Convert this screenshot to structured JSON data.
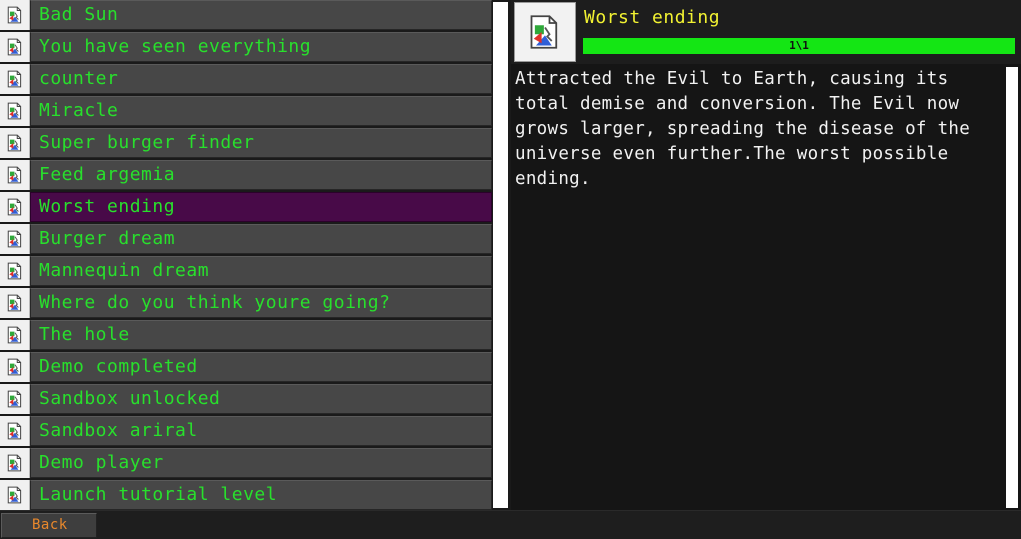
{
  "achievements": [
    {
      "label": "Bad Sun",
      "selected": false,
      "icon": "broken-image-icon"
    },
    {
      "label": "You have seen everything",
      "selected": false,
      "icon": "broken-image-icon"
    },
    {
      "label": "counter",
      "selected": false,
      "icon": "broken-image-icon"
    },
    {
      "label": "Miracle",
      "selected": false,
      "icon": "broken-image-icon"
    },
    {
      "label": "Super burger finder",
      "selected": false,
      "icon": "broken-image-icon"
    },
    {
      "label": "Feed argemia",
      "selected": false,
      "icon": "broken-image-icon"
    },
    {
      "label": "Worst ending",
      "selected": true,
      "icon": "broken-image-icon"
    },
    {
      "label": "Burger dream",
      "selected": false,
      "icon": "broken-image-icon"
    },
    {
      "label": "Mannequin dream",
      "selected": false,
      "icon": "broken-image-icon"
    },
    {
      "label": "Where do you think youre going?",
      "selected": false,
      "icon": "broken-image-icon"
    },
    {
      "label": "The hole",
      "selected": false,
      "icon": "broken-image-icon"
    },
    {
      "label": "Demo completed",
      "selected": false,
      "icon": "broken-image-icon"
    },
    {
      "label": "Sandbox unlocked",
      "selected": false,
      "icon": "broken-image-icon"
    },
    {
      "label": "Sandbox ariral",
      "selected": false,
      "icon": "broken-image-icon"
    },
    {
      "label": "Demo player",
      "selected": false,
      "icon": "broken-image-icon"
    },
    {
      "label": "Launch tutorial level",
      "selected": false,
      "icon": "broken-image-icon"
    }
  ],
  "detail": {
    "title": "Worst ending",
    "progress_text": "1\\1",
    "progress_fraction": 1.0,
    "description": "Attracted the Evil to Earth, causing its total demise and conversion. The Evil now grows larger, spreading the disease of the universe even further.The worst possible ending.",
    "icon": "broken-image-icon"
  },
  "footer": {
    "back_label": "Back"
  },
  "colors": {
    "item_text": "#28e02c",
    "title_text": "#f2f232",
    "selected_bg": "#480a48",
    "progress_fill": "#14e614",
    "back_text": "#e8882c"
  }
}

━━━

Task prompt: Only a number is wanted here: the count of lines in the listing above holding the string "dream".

Finished exercise: 2